═════ AVAILABLE RECORDS ═════

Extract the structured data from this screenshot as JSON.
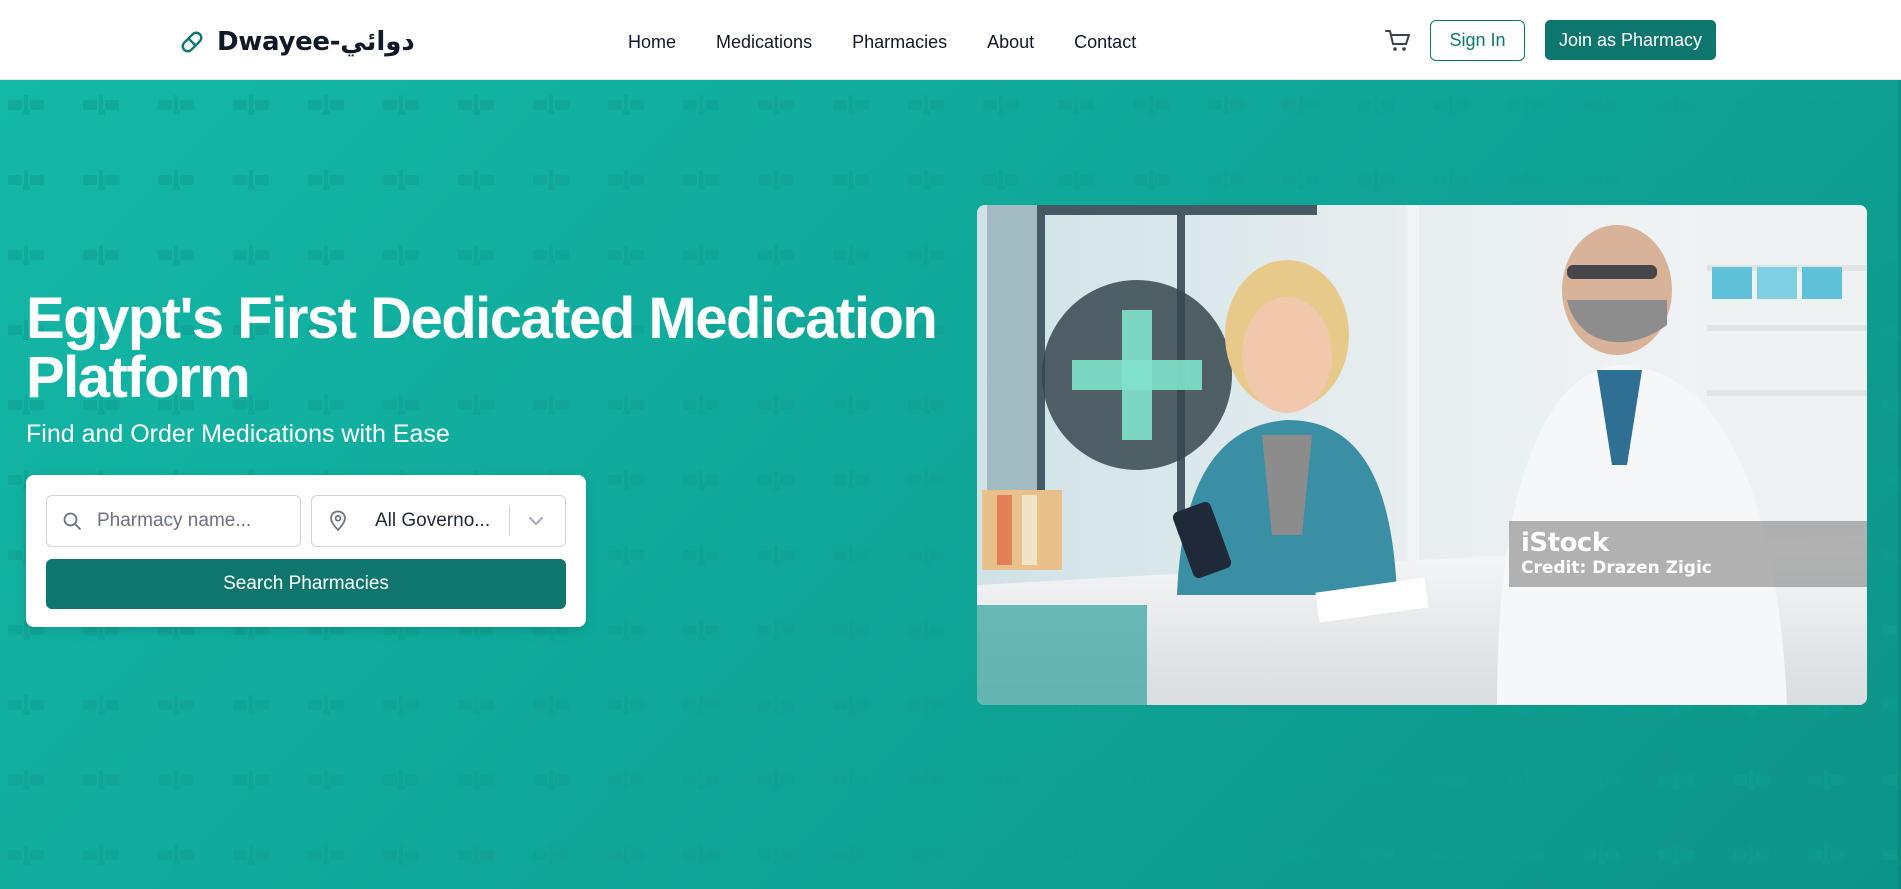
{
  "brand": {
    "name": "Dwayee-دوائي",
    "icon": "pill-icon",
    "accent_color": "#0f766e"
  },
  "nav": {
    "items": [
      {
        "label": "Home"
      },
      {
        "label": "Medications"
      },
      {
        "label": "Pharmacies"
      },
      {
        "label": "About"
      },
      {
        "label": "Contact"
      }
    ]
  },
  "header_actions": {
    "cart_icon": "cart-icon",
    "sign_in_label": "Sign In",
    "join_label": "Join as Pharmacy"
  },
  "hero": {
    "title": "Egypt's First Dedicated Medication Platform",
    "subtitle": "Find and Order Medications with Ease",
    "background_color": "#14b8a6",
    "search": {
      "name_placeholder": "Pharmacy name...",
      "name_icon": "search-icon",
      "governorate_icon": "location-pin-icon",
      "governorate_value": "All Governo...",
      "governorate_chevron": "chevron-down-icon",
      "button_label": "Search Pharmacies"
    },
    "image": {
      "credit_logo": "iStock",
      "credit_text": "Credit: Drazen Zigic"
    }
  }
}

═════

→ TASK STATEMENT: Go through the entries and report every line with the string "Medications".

→ RESULT FOR THIS EXERCISE:
        "label": "Medications"
    "subtitle": "Find and Order Medications with Ease",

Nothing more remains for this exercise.